Down to the last line, restate the listing below exactly.

#### MATERIAL SHOWN

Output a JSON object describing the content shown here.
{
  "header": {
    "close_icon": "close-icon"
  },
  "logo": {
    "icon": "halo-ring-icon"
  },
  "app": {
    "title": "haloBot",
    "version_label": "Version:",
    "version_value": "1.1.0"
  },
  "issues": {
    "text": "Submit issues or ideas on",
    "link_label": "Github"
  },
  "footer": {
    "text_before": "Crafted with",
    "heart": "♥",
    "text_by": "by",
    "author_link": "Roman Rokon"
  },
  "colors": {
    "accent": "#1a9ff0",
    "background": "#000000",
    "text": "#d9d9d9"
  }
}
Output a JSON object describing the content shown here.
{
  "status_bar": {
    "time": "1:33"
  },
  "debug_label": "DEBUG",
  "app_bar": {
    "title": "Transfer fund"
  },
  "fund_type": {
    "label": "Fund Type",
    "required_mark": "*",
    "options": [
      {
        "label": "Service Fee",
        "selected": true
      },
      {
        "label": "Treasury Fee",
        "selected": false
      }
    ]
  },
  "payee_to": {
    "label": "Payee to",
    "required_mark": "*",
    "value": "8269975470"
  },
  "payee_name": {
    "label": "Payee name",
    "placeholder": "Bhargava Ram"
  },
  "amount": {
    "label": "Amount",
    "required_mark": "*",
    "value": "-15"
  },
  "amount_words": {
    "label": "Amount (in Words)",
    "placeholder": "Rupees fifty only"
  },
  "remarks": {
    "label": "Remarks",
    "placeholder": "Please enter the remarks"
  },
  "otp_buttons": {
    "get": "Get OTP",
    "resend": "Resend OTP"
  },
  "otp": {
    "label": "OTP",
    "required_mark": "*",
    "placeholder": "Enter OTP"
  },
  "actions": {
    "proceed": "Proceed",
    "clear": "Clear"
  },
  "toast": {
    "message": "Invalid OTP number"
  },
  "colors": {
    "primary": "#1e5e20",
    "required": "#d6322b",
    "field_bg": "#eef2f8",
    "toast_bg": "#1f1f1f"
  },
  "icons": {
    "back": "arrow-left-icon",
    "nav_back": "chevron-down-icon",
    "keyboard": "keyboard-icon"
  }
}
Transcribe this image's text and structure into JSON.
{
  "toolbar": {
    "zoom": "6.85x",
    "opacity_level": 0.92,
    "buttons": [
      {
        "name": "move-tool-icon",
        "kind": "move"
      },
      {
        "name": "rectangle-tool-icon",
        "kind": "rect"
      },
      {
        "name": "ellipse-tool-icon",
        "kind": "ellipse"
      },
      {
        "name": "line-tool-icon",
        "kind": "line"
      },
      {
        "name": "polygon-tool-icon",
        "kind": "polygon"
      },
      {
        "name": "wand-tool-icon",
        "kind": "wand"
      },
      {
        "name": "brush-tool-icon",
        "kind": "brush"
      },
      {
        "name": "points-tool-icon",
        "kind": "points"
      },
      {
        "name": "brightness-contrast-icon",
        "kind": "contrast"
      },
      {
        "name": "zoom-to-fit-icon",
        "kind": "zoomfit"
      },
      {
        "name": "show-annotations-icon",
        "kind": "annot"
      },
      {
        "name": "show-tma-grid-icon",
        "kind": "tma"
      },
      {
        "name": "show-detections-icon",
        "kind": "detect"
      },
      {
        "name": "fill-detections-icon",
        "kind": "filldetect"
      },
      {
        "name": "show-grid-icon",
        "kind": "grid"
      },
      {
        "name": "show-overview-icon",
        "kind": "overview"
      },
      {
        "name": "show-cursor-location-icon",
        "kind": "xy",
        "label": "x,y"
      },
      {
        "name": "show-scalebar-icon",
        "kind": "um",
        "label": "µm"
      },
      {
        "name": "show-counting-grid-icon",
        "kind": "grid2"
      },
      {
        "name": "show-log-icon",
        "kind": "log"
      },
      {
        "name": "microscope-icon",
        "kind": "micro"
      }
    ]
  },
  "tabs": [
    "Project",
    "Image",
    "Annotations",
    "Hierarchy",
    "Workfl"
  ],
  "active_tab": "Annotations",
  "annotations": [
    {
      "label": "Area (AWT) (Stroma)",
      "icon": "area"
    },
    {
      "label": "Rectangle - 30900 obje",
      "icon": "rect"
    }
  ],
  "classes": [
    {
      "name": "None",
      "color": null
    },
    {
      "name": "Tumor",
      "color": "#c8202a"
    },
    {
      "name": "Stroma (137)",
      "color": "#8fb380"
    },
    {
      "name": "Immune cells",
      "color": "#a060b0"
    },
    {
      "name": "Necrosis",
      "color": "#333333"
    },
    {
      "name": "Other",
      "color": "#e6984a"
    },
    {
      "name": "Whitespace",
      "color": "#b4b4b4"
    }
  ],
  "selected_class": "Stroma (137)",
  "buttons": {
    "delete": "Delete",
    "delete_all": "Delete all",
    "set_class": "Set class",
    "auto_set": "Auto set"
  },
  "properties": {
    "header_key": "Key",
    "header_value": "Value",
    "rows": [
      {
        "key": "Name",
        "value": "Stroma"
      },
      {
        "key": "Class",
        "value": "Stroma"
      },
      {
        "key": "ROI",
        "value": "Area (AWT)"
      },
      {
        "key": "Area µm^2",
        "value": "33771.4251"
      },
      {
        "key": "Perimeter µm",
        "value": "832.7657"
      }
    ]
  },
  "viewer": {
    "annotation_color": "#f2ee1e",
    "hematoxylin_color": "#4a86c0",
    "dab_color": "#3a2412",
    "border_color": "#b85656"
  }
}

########

ANSWER TO THIS EXERCISE:
Output a JSON object describing the content shown here.
{
  "header": {
    "close_icon": "close-icon"
  },
  "logo": {
    "icon": "halo-ring-icon"
  },
  "app": {
    "title": "haloBot",
    "version_label": "Version:",
    "version_value": "1.1.0"
  },
  "issues": {
    "text": "Submit issues or ideas on",
    "link_label": "Github"
  },
  "footer": {
    "text_before": "Crafted with",
    "heart": "♥",
    "text_by": "by",
    "author_link": "Roman Rokon"
  },
  "colors": {
    "accent": "#1a9ff0",
    "background": "#000000",
    "text": "#d9d9d9"
  }
}
Output a JSON object describing the content shown here.
{
  "status_bar": {
    "time": "1:33"
  },
  "debug_label": "DEBUG",
  "app_bar": {
    "title": "Transfer fund"
  },
  "fund_type": {
    "label": "Fund Type",
    "required_mark": "*",
    "options": [
      {
        "label": "Service Fee",
        "selected": true
      },
      {
        "label": "Treasury Fee",
        "selected": false
      }
    ]
  },
  "payee_to": {
    "label": "Payee to",
    "required_mark": "*",
    "value": "8269975470"
  },
  "payee_name": {
    "label": "Payee name",
    "placeholder": "Bhargava Ram"
  },
  "amount": {
    "label": "Amount",
    "required_mark": "*",
    "value": "-15"
  },
  "amount_words": {
    "label": "Amount (in Words)",
    "placeholder": "Rupees fifty only"
  },
  "remarks": {
    "label": "Remarks",
    "placeholder": "Please enter the remarks"
  },
  "otp_buttons": {
    "get": "Get OTP",
    "resend": "Resend OTP"
  },
  "otp": {
    "label": "OTP",
    "required_mark": "*",
    "placeholder": "Enter OTP"
  },
  "actions": {
    "proceed": "Proceed",
    "clear": "Clear"
  },
  "toast": {
    "message": "Invalid OTP number"
  },
  "colors": {
    "primary": "#1e5e20",
    "required": "#d6322b",
    "field_bg": "#eef2f8",
    "toast_bg": "#1f1f1f"
  },
  "icons": {
    "back": "arrow-left-icon",
    "nav_back": "chevron-down-icon",
    "keyboard": "keyboard-icon"
  }
}
Transcribe this image's text and structure into JSON.
{
  "toolbar": {
    "zoom": "6.85x",
    "opacity_level": 0.92,
    "buttons": [
      {
        "name": "move-tool-icon",
        "kind": "move"
      },
      {
        "name": "rectangle-tool-icon",
        "kind": "rect"
      },
      {
        "name": "ellipse-tool-icon",
        "kind": "ellipse"
      },
      {
        "name": "line-tool-icon",
        "kind": "line"
      },
      {
        "name": "polygon-tool-icon",
        "kind": "polygon"
      },
      {
        "name": "wand-tool-icon",
        "kind": "wand"
      },
      {
        "name": "brush-tool-icon",
        "kind": "brush"
      },
      {
        "name": "points-tool-icon",
        "kind": "points"
      },
      {
        "name": "brightness-contrast-icon",
        "kind": "contrast"
      },
      {
        "name": "zoom-to-fit-icon",
        "kind": "zoomfit"
      },
      {
        "name": "show-annotations-icon",
        "kind": "annot"
      },
      {
        "name": "show-tma-grid-icon",
        "kind": "tma"
      },
      {
        "name": "show-detections-icon",
        "kind": "detect"
      },
      {
        "name": "fill-detections-icon",
        "kind": "filldetect"
      },
      {
        "name": "show-grid-icon",
        "kind": "grid"
      },
      {
        "name": "show-overview-icon",
        "kind": "overview"
      },
      {
        "name": "show-cursor-location-icon",
        "kind": "xy",
        "label": "x,y"
      },
      {
        "name": "show-scalebar-icon",
        "kind": "um",
        "label": "µm"
      },
      {
        "name": "show-counting-grid-icon",
        "kind": "grid2"
      },
      {
        "name": "show-log-icon",
        "kind": "log"
      },
      {
        "name": "microscope-icon",
        "kind": "micro"
      }
    ]
  },
  "tabs": [
    "Project",
    "Image",
    "Annotations",
    "Hierarchy",
    "Workfl"
  ],
  "active_tab": "Annotations",
  "annotations": [
    {
      "label": "Area (AWT) (Stroma)",
      "icon": "area"
    },
    {
      "label": "Rectangle - 30900 obje",
      "icon": "rect"
    }
  ],
  "classes": [
    {
      "name": "None",
      "color": null
    },
    {
      "name": "Tumor",
      "color": "#c8202a"
    },
    {
      "name": "Stroma (137)",
      "color": "#8fb380"
    },
    {
      "name": "Immune cells",
      "color": "#a060b0"
    },
    {
      "name": "Necrosis",
      "color": "#333333"
    },
    {
      "name": "Other",
      "color": "#e6984a"
    },
    {
      "name": "Whitespace",
      "color": "#b4b4b4"
    }
  ],
  "selected_class": "Stroma (137)",
  "buttons": {
    "delete": "Delete",
    "delete_all": "Delete all",
    "set_class": "Set class",
    "auto_set": "Auto set"
  },
  "properties": {
    "header_key": "Key",
    "header_value": "Value",
    "rows": [
      {
        "key": "Name",
        "value": "Stroma"
      },
      {
        "key": "Class",
        "value": "Stroma"
      },
      {
        "key": "ROI",
        "value": "Area (AWT)"
      },
      {
        "key": "Area µm^2",
        "value": "33771.4251"
      },
      {
        "key": "Perimeter µm",
        "value": "832.7657"
      }
    ]
  },
  "viewer": {
    "annotation_color": "#f2ee1e",
    "hematoxylin_color": "#4a86c0",
    "dab_color": "#3a2412",
    "border_color": "#b85656"
  }
}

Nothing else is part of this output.